The hell? What are we talking about here, Sisyphus rolling a keg up a hill day after day? How’s he supposed to let this troublesome boulder go, if he’s damned to always have it front of mind?
Dionysus: “Yo Sisyphus! What’s shakin’ baby? (*hic*)”
Sisyphus: “Oh you know, same Hades, different day. I don’t eat rocks anymore, but boy, lemme tell you, day after day of pushing this thing up this hill and I sure think about eating rocks a lot.”
Mmmm. Rocks. Delicious rocks.
Also, being in a constant state of “recovery” implies that I’ll never get better. I’ll forever be in some sort of mental traction, in a full cerebral-cortex-to-brain-stem cast made of shame instead of plaster, frozen with fear that if I walk by a bar I’ll duck in, “relapse” (another one of those words) into a cheap whisky binge, then wreck my car on the way home.
That’s not how I got here. And I honestly don’t think that’s where I’m going. And even if it IS how you got here, don’t you deserve better? Wouldn’t it be to your advantage to assume the future is brighter?
No wonder people, especially in the world of style, think alcohol and dressing well/living intentionally must go hand in hand. Because they assume that if you’ve decided not to drink, you’ve been doomed to forever be on the precipice.

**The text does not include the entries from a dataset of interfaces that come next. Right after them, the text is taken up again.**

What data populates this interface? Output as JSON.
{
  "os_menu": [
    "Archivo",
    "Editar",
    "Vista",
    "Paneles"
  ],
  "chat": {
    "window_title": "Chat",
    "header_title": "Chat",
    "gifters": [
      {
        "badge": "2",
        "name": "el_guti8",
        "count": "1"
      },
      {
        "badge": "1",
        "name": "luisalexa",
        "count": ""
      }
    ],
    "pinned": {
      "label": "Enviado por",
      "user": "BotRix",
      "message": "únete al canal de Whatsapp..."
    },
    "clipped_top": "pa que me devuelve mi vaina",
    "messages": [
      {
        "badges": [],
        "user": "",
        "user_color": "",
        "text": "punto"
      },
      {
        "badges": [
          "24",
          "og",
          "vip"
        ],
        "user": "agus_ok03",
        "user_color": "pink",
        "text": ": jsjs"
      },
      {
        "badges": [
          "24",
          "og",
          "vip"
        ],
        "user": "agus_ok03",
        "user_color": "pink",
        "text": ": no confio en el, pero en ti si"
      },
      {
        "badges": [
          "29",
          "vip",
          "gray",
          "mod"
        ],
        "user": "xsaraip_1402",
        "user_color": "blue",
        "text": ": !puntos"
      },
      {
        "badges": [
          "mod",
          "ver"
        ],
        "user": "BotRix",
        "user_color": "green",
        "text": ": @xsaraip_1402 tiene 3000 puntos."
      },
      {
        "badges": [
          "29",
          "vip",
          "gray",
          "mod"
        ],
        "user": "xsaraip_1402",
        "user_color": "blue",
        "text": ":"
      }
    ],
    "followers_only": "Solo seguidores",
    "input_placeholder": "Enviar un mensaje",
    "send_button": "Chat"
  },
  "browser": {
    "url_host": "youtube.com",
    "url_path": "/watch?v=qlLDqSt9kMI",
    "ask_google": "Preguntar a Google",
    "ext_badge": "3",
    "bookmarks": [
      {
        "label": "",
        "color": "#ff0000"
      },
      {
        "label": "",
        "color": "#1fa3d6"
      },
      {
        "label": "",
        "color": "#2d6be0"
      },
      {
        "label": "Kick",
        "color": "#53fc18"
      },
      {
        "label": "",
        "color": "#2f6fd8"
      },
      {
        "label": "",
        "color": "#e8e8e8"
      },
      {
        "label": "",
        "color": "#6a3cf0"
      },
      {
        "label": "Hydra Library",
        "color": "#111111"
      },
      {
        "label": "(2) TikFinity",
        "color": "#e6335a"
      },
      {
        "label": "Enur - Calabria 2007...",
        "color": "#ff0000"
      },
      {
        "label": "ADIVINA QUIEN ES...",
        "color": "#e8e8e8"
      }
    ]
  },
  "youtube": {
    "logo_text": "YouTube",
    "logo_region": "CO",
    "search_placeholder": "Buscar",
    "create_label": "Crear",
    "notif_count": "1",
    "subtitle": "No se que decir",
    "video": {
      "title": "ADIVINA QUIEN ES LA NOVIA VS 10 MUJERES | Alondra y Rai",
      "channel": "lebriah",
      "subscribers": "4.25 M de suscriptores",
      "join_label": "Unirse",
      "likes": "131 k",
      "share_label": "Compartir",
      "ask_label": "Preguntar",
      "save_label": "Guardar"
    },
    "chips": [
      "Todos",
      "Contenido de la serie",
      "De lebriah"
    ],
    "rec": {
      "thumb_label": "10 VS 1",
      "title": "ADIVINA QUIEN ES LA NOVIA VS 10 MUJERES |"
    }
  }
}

That somehow this proves you can’t make sound, smart decisions. Your “type” has been cast. They think there are two distinct types: You’re either champagne and fashion week, or bum wine and skid row.
But that’s not the case. At all.
There’s no scientific evidence proving some of us are born with a broken booze gene.
Whether it’s fair or not, Sobriety, Recovery, Alcoholic, they’re all loaded. And I don’t like them. My friend and fellow student who had to have foot surgery didn’t do anything wrong. She’s going through a process that can be challenging, but she’s getting there. And she’s not going to be in that goddamned walking boot for the rest of her life. She will, at some point, get better.
So will I.
So society can take their perpetual-misery labels and shove ’em.
This post was written back in January on AlcoholExperiement.com, and I can honestly say it’s one of the best and most straightforward things I’ve ever done for myself. I kinda look at booze now like I look at cigars. Maybe fun/cool in the moment, but that moment is pretty fleeting, and good grief that taste in your mouth and the stink on your clothes the next day? Not worth it to me. Maybe one day I’ll try moderating again, but I’m plenty happy not drinking, and I can still make you a mean Manhattan. If you’ve questioned your alcohol intake and are interested in exploring your relationship with booze, I’d highly recommend giving the experiment a shot, as well as reading This Naked Mind by Annie Grace. Full disclosure, I have no official relationship with the Alcohol Experiment or This Naked Mind.